TASK GOAL | Using the records below, find every line that includes "化合价与化学式" and copy it.

(Items from an interface collection)
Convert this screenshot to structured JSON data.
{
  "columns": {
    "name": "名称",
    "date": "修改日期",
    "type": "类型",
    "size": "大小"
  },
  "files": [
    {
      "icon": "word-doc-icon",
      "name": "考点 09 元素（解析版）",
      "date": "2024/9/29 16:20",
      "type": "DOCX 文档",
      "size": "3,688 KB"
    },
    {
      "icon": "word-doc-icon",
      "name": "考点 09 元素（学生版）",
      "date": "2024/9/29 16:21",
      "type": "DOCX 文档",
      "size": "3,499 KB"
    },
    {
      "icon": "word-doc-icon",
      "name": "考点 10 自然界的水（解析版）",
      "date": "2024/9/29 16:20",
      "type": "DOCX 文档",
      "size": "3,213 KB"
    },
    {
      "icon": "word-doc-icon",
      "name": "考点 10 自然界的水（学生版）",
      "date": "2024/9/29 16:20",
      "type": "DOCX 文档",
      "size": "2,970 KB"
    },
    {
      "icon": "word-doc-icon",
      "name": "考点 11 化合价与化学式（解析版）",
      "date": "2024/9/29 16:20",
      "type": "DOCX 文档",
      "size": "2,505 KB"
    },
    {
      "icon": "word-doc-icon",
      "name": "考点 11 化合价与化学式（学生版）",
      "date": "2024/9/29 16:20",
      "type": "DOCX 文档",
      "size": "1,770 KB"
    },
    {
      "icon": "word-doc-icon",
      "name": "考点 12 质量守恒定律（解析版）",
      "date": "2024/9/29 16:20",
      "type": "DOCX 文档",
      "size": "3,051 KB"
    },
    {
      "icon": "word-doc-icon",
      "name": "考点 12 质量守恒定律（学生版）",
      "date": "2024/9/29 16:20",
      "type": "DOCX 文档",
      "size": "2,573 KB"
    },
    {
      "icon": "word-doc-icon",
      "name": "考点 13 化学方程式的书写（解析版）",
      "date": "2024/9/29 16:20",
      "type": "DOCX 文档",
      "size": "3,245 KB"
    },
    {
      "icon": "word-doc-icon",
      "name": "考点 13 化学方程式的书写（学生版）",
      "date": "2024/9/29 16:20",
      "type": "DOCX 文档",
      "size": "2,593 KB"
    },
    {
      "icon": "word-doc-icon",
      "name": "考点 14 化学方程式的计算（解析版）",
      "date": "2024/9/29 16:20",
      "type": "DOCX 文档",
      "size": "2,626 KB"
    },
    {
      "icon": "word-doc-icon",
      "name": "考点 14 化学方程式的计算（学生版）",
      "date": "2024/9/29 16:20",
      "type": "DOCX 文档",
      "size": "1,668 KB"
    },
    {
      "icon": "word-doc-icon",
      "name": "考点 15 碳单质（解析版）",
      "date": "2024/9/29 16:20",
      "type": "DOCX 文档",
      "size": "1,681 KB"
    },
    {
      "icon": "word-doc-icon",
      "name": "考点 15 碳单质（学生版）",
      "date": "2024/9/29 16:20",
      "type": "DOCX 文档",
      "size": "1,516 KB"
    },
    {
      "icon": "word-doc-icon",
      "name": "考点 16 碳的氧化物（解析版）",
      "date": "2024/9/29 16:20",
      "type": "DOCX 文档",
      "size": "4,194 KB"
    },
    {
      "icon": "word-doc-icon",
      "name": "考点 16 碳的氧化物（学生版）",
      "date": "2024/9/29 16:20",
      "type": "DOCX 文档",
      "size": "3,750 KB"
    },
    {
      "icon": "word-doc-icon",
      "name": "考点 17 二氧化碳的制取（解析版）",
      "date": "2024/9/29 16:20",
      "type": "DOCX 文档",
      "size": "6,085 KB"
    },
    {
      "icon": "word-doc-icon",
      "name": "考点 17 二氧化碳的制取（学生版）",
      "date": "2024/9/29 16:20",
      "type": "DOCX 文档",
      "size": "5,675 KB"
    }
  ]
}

EXERCISE RESPONSE |
      "name": "考点 11 化合价与化学式（解析版）",
      "name": "考点 11 化合价与化学式（学生版）",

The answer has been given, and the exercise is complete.